We are currently into day 11 of the breaking of the Air Enron scandal. To date, we have seen:
- Three official statements from the city DOI, all of which directly contradicted:
- Several mad-dash-to-safety statements by the owners of Air America
- An official investigation launched by Eliott Spitzer into the misappropriation of funds by Gloria Wise
- Zero mentions of any kind in the New York Times of somewhere around a million dollars being diverted from the funds of a New York based charity into the coffers of a New York based radio conglomerate.
By contrast, what do we find on the front page of the Newspaper of Record? Peter Jennings has died. Which, although certainly something that deserves a mention, was a surprise to absolutely no one. A story about the alleged abuse of terrorists. Which means that the total of these stories is approaching the total number of detained terrorists. No mentions of Air America or Gloria Wise.
On the editorial page? A mandatory daily article about Karl Rove (may we humbly remind you that there have been precisely zero official statements from government investigators in the Karl Rove case). An editorial about corruption which surprisingly has nothing to do with Air Enron. No mentions of Air America or Gloria Wise.
Not to be deterred, we shall examine the local opinions page. Surely this is worth a mention there? Nope. But a glowing editorial praising the effects of the indoor smoking ban is front and center.
Every day that the Times allows this to go by is another day they are tacitly saying that defrauding a public charity is no big deal, so long as it is done by those with a liberal agenda. Every day the bloggers and other national newspapers discover this story while the Times remains silent, the virtually non-existent credibility of the Grey Lady takes another serious hit.
We're just here manning the clock.
There is one other thing that I'd like to point out about this whole situation. If it's true that the new ownership of Air America is under no legal obligation to repay the loan in question, then why is the DOI setting guidelines for repayment and further issuing public statements expressing dismay that those guidelines are being ignored? Seems to me that if the claims of Piquant LLC were true that they were legally scot-free, the DOI would be saying something that, you know, sort of closely resembled that, rather than publicizing the terms of repayment.
Perhaps the reason that Piquant is defying the DOI's order is that they simply don't have the money to make the payment. Which would certainly make sense if they can't afford to pay their staffers, as Brian Maloney theorizes today. Yuck.

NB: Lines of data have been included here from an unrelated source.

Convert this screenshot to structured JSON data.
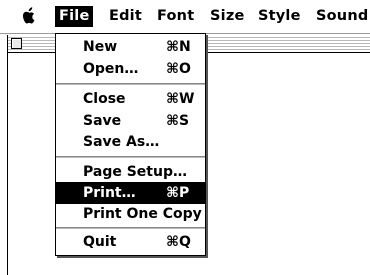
{
  "menubar": {
    "apple_icon": "apple-menu-icon",
    "items": [
      {
        "label": "File"
      },
      {
        "label": "Edit"
      },
      {
        "label": "Font"
      },
      {
        "label": "Size"
      },
      {
        "label": "Style"
      },
      {
        "label": "Sound"
      }
    ]
  },
  "file_menu": {
    "items": [
      {
        "label": "New",
        "shortcut": "⌘N"
      },
      {
        "label": "Open…",
        "shortcut": "⌘O"
      },
      {
        "label": "Close",
        "shortcut": "⌘W"
      },
      {
        "label": "Save",
        "shortcut": "⌘S"
      },
      {
        "label": "Save As…",
        "shortcut": ""
      },
      {
        "label": "Page Setup…",
        "shortcut": ""
      },
      {
        "label": "Print…",
        "shortcut": "⌘P",
        "highlighted": true
      },
      {
        "label": "Print One Copy",
        "shortcut": ""
      },
      {
        "label": "Quit",
        "shortcut": "⌘Q"
      }
    ]
  },
  "colors": {
    "highlight": "#000000",
    "menu_background": "#ffffff"
  }
}
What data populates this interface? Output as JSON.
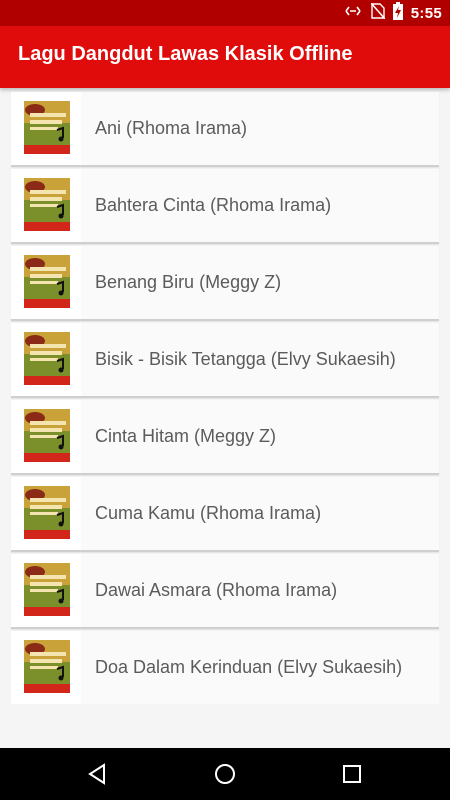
{
  "status_bar": {
    "time": "5:55",
    "icons": [
      "data-transfer-icon",
      "no-sim-icon",
      "battery-charging-icon"
    ]
  },
  "app_bar": {
    "title": "Lagu Dangdut Lawas Klasik Offline"
  },
  "songs": [
    {
      "title": "Ani (Rhoma Irama)"
    },
    {
      "title": "Bahtera Cinta (Rhoma Irama)"
    },
    {
      "title": "Benang Biru (Meggy Z)"
    },
    {
      "title": "Bisik - Bisik Tetangga (Elvy Sukaesih)"
    },
    {
      "title": "Cinta Hitam (Meggy Z)"
    },
    {
      "title": "Cuma Kamu (Rhoma Irama)"
    },
    {
      "title": "Dawai Asmara (Rhoma Irama)"
    },
    {
      "title": "Doa Dalam Kerinduan (Elvy Sukaesih)"
    }
  ],
  "thumbnail": {
    "label": "Dangdut",
    "logo_text": "Lagu Dangdut Lawas Offline"
  },
  "nav_bar": {
    "buttons": [
      "back-icon",
      "home-icon",
      "recents-icon"
    ]
  },
  "colors": {
    "status_bar": "#b00000",
    "app_bar": "#e00b0b",
    "list_bg": "#fafafa",
    "text": "#5b5b5b"
  }
}
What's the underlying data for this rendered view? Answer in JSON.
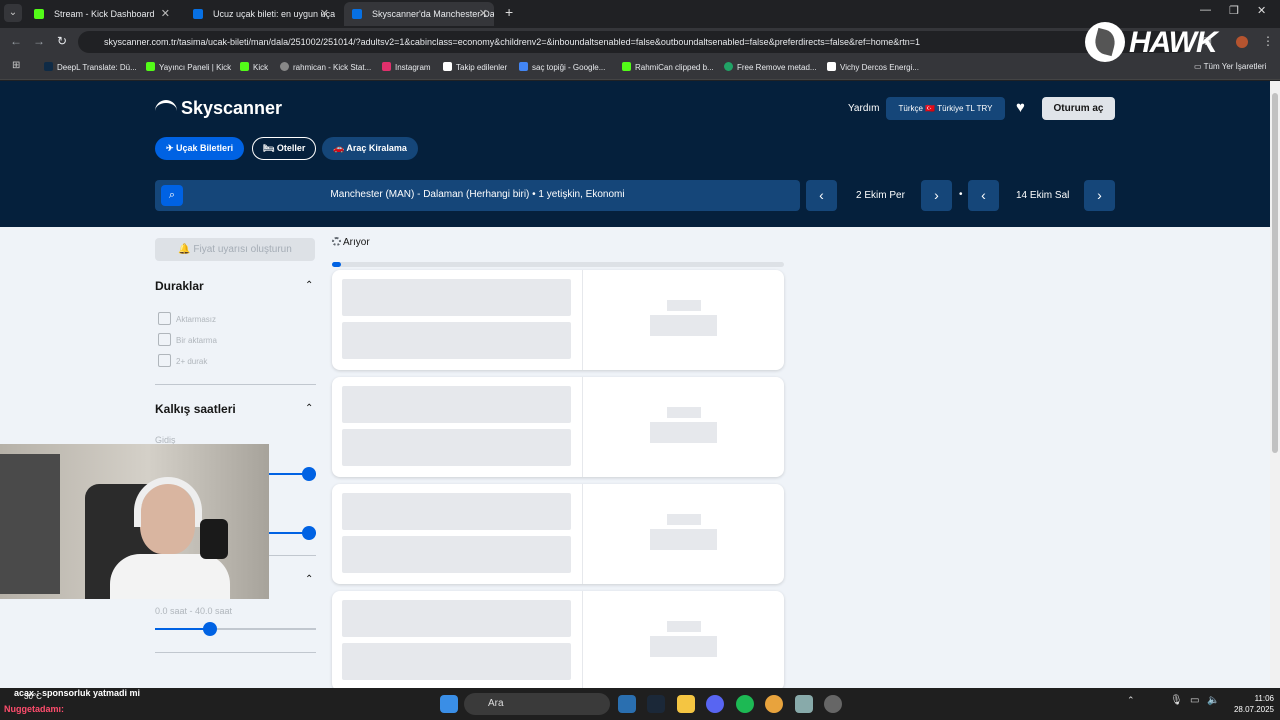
{
  "browser": {
    "tabs": [
      {
        "title": "Stream - Kick Dashboard",
        "icon": "kick-icon",
        "color": "#53fc18"
      },
      {
        "title": "Ucuz uçak bileti: en uygun uçak",
        "icon": "skyscanner-icon",
        "color": "#0770e3"
      },
      {
        "title": "Skyscanner'da Manchester-Dal",
        "icon": "skyscanner-icon",
        "color": "#0770e3"
      }
    ],
    "url": "skyscanner.com.tr/tasima/ucak-bileti/man/dala/251002/251014/?adultsv2=1&cabinclass=economy&childrenv2=&inboundaltsenabled=false&outboundaltsenabled=false&preferdirects=false&ref=home&rtn=1",
    "bookmarks": [
      {
        "label": "DeepL Translate: Dü...",
        "color": "#0f2b46"
      },
      {
        "label": "Yayıncı Paneli | Kick",
        "color": "#53fc18"
      },
      {
        "label": "Kick",
        "color": "#53fc18"
      },
      {
        "label": "rahmican - Kick Stat...",
        "color": "#888888"
      },
      {
        "label": "Instagram",
        "color": "#e1306c"
      },
      {
        "label": "Takip edilenler",
        "color": "#ffffff"
      },
      {
        "label": "saç topiği - Google...",
        "color": "#4285f4"
      },
      {
        "label": "RahmiCan clipped b...",
        "color": "#53fc18"
      },
      {
        "label": "Free Remove metad...",
        "color": "#21a366"
      },
      {
        "label": "Vichy Dercos Energi...",
        "color": "#ffffff"
      }
    ],
    "all_bookmarks": "Tüm Yer İşaretleri",
    "overlay_logo": "HAWK"
  },
  "header": {
    "logo": "Skyscanner",
    "help": "Yardım",
    "locale": "Türkçe  🇹🇷 Türkiye  TL TRY",
    "signin": "Oturum aç",
    "tabs": [
      {
        "label": "✈ Uçak Biletleri",
        "selected": true
      },
      {
        "label": "🛏 Oteller",
        "selected": false
      },
      {
        "label": "🚗 Araç Kiralama",
        "selected": false
      }
    ],
    "search_query": "Manchester (MAN) - Dalaman (Herhangi biri)  •  1 yetişkin, Ekonomi",
    "depart_date": "2 Ekim Per",
    "return_date": "14 Ekim Sal"
  },
  "main": {
    "price_alert": "🔔 Fiyat uyarısı oluşturun",
    "searching": "Arıyor",
    "progress": 0.02
  },
  "filters": {
    "stops_title": "Duraklar",
    "stops": [
      "Aktarmasız",
      "Bir aktarma",
      "2+ durak"
    ],
    "times_title": "Kalkış saatleri",
    "outbound_label": "Gidiş",
    "duration_label": "0.0 saat - 40.0 saat"
  },
  "stream": {
    "weather": "30°C",
    "chat_line": "acax : sponsorluk yatmadi mi",
    "chat_user": "Nuggetadamı:"
  },
  "taskbar": {
    "search": "Ara",
    "time": "11:06",
    "date": "28.07.2025"
  },
  "colors": {
    "header_bg": "#05203c",
    "accent": "#0062e3"
  }
}
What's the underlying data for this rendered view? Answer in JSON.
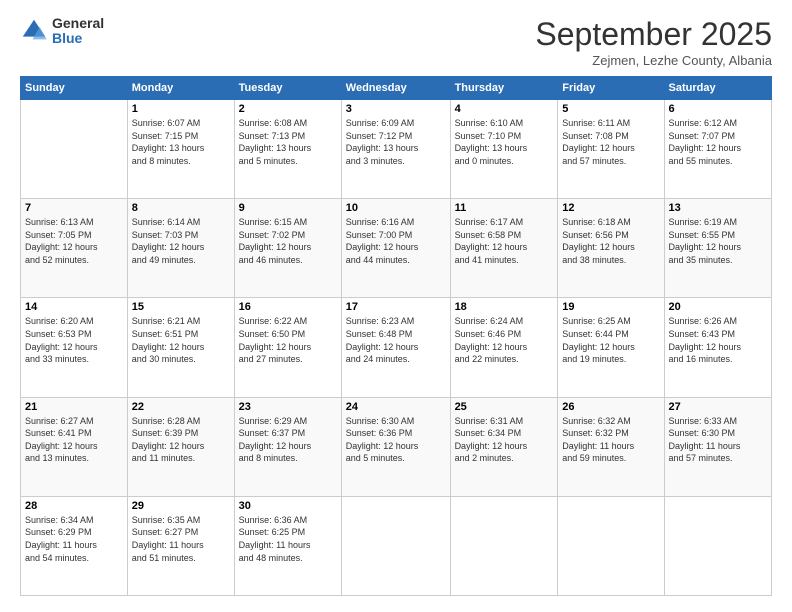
{
  "header": {
    "logo_general": "General",
    "logo_blue": "Blue",
    "month_title": "September 2025",
    "location": "Zejmen, Lezhe County, Albania"
  },
  "calendar": {
    "days_of_week": [
      "Sunday",
      "Monday",
      "Tuesday",
      "Wednesday",
      "Thursday",
      "Friday",
      "Saturday"
    ],
    "weeks": [
      [
        {
          "day": "",
          "info": ""
        },
        {
          "day": "1",
          "info": "Sunrise: 6:07 AM\nSunset: 7:15 PM\nDaylight: 13 hours\nand 8 minutes."
        },
        {
          "day": "2",
          "info": "Sunrise: 6:08 AM\nSunset: 7:13 PM\nDaylight: 13 hours\nand 5 minutes."
        },
        {
          "day": "3",
          "info": "Sunrise: 6:09 AM\nSunset: 7:12 PM\nDaylight: 13 hours\nand 3 minutes."
        },
        {
          "day": "4",
          "info": "Sunrise: 6:10 AM\nSunset: 7:10 PM\nDaylight: 13 hours\nand 0 minutes."
        },
        {
          "day": "5",
          "info": "Sunrise: 6:11 AM\nSunset: 7:08 PM\nDaylight: 12 hours\nand 57 minutes."
        },
        {
          "day": "6",
          "info": "Sunrise: 6:12 AM\nSunset: 7:07 PM\nDaylight: 12 hours\nand 55 minutes."
        }
      ],
      [
        {
          "day": "7",
          "info": "Sunrise: 6:13 AM\nSunset: 7:05 PM\nDaylight: 12 hours\nand 52 minutes."
        },
        {
          "day": "8",
          "info": "Sunrise: 6:14 AM\nSunset: 7:03 PM\nDaylight: 12 hours\nand 49 minutes."
        },
        {
          "day": "9",
          "info": "Sunrise: 6:15 AM\nSunset: 7:02 PM\nDaylight: 12 hours\nand 46 minutes."
        },
        {
          "day": "10",
          "info": "Sunrise: 6:16 AM\nSunset: 7:00 PM\nDaylight: 12 hours\nand 44 minutes."
        },
        {
          "day": "11",
          "info": "Sunrise: 6:17 AM\nSunset: 6:58 PM\nDaylight: 12 hours\nand 41 minutes."
        },
        {
          "day": "12",
          "info": "Sunrise: 6:18 AM\nSunset: 6:56 PM\nDaylight: 12 hours\nand 38 minutes."
        },
        {
          "day": "13",
          "info": "Sunrise: 6:19 AM\nSunset: 6:55 PM\nDaylight: 12 hours\nand 35 minutes."
        }
      ],
      [
        {
          "day": "14",
          "info": "Sunrise: 6:20 AM\nSunset: 6:53 PM\nDaylight: 12 hours\nand 33 minutes."
        },
        {
          "day": "15",
          "info": "Sunrise: 6:21 AM\nSunset: 6:51 PM\nDaylight: 12 hours\nand 30 minutes."
        },
        {
          "day": "16",
          "info": "Sunrise: 6:22 AM\nSunset: 6:50 PM\nDaylight: 12 hours\nand 27 minutes."
        },
        {
          "day": "17",
          "info": "Sunrise: 6:23 AM\nSunset: 6:48 PM\nDaylight: 12 hours\nand 24 minutes."
        },
        {
          "day": "18",
          "info": "Sunrise: 6:24 AM\nSunset: 6:46 PM\nDaylight: 12 hours\nand 22 minutes."
        },
        {
          "day": "19",
          "info": "Sunrise: 6:25 AM\nSunset: 6:44 PM\nDaylight: 12 hours\nand 19 minutes."
        },
        {
          "day": "20",
          "info": "Sunrise: 6:26 AM\nSunset: 6:43 PM\nDaylight: 12 hours\nand 16 minutes."
        }
      ],
      [
        {
          "day": "21",
          "info": "Sunrise: 6:27 AM\nSunset: 6:41 PM\nDaylight: 12 hours\nand 13 minutes."
        },
        {
          "day": "22",
          "info": "Sunrise: 6:28 AM\nSunset: 6:39 PM\nDaylight: 12 hours\nand 11 minutes."
        },
        {
          "day": "23",
          "info": "Sunrise: 6:29 AM\nSunset: 6:37 PM\nDaylight: 12 hours\nand 8 minutes."
        },
        {
          "day": "24",
          "info": "Sunrise: 6:30 AM\nSunset: 6:36 PM\nDaylight: 12 hours\nand 5 minutes."
        },
        {
          "day": "25",
          "info": "Sunrise: 6:31 AM\nSunset: 6:34 PM\nDaylight: 12 hours\nand 2 minutes."
        },
        {
          "day": "26",
          "info": "Sunrise: 6:32 AM\nSunset: 6:32 PM\nDaylight: 11 hours\nand 59 minutes."
        },
        {
          "day": "27",
          "info": "Sunrise: 6:33 AM\nSunset: 6:30 PM\nDaylight: 11 hours\nand 57 minutes."
        }
      ],
      [
        {
          "day": "28",
          "info": "Sunrise: 6:34 AM\nSunset: 6:29 PM\nDaylight: 11 hours\nand 54 minutes."
        },
        {
          "day": "29",
          "info": "Sunrise: 6:35 AM\nSunset: 6:27 PM\nDaylight: 11 hours\nand 51 minutes."
        },
        {
          "day": "30",
          "info": "Sunrise: 6:36 AM\nSunset: 6:25 PM\nDaylight: 11 hours\nand 48 minutes."
        },
        {
          "day": "",
          "info": ""
        },
        {
          "day": "",
          "info": ""
        },
        {
          "day": "",
          "info": ""
        },
        {
          "day": "",
          "info": ""
        }
      ]
    ]
  }
}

At this point, I am ready to offer a bold prediction. A la Eason Jordan, the first mention of this story we will find in the New York Times is when Air America actually folds under - yet again placing the MSM in the unenviable position of reporting the "shocking" conclusion to a story that they have studiously ignored. I can almost feel pity for them.